The packaging for Microsoft’s new Xbox Adaptive Controller has been designed to be opened by gamers with limited mobility.
Following feedback from players with disabilities, the company decided not use twist ties and thick plastic on the product’s box, and added loops and hinges so the controller can be removed easily in multiple ways. This even applies to the shipping box.
With so little plastic, it also means that almost all of the boxes can be recycled.
The Adaptive Controller, which can be used with Xbox consoles and Windows 10 PCs lets people with disabilities plug in the assistive aids they already own to play games. This allows those with limited mobility to use their own buttons, joysticks and switches to mimic a standard controller, so they can play any videogame. They can choose which assistive aid will make the character jump, run or shoot, for example, without relying on pressing specific buttons on the controller that came with the Xbox.
It will be released in the UK in September, priced at £74.99, but can be pre-ordered now.
The packaging had to enable gamers with limited dexterity, who might be using just one hand or arm, to easily open the box and remove the controller, and it had to be as high-quality and aesthetically appealing as any other Xbox box.
Here’s what they came up with:
Xbox added a loop on the outside of the specially designed retail shipping box so you can easily remove the sealing tape. With other boxes, there is usually tape here that you would need a sharp object to get into, but once you pull the ring, the shipping box pops open. Cardboard air cells at the ends protect the product, and avoid the need for bubble wrap and plastic, so the packaging can be easily recycled.
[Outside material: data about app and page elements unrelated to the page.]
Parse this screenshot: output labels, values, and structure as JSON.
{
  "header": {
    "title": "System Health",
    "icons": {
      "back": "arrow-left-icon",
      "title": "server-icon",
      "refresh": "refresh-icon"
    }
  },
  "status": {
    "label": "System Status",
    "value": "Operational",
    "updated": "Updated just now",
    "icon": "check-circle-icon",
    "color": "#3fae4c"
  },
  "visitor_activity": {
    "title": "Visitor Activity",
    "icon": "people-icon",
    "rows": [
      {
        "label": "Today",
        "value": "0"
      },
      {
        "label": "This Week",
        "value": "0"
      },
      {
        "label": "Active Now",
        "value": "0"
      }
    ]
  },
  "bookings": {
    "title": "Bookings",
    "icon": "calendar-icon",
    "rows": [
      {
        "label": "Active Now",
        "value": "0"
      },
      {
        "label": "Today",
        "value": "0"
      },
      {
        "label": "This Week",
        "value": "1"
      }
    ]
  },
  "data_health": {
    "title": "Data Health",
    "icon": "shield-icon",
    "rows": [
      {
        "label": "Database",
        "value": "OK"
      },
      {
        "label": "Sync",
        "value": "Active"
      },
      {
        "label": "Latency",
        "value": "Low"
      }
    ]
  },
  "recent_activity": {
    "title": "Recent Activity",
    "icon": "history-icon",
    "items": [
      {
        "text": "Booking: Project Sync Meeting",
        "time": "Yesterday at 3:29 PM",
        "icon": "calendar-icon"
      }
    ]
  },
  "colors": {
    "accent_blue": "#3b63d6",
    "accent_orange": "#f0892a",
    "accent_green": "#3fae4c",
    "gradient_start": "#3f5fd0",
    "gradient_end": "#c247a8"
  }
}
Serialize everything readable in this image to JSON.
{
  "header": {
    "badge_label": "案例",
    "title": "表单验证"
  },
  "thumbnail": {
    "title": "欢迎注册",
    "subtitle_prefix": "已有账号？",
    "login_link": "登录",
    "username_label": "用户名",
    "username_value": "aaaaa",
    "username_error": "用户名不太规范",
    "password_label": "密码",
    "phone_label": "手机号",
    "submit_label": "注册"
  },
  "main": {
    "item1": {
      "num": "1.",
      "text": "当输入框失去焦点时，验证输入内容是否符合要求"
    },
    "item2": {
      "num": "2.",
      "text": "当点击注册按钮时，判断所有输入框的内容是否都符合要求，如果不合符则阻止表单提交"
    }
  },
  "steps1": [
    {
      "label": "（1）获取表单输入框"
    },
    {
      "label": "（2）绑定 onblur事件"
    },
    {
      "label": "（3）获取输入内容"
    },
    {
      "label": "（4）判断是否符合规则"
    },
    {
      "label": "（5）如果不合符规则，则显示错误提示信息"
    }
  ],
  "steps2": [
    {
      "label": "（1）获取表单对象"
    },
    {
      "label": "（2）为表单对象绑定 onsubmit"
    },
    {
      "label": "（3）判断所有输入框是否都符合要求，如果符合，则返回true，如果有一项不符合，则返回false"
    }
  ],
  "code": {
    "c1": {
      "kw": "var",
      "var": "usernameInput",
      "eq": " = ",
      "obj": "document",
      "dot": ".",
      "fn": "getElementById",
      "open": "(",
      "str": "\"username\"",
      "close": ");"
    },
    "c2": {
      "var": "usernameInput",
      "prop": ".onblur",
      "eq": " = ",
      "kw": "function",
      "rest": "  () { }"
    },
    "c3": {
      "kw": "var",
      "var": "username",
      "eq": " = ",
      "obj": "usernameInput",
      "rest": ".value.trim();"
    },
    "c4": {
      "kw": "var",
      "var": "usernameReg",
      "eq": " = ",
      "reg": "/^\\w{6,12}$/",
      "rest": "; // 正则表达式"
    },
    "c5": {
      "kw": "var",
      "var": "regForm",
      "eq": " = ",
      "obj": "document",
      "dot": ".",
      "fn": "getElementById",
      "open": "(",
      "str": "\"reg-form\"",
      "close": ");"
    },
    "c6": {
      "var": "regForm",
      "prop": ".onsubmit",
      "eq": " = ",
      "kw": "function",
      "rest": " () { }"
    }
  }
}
There are two loops by the seal, so you can remove it from the left or right, and it peels off easily. You can then put your hand into the flexible ribbon loop and lift it up. You don’t need a large amount of movement to open it, which is key for people with limited mobility. The interior box also has a hinged opening rather than a lid that could require two hands to remove.
Yet another loop is integrated into the quick-start guide sitting under the controller. A user who can’t reach into the space under the controller and slide it out (another accessibility feature) can use the loop to remove it. Since the controller has grippy feet to hold it in place for gamers who might play on wheelchair trays or tables, the loop on the guide eliminates the possibility of the controller sticking to the paper tray under it. Microsoft also designed the box so there wasn’t too much noise when you slide the controller out.
An additional loop on the paper encircling the controller cables makes them easy to remove. The cables are not kept together by tape or plastic, and the sides of this packaging are open so you can also choose to shake the cables out. The quick start guide does not contain text, it’s just four simple steps.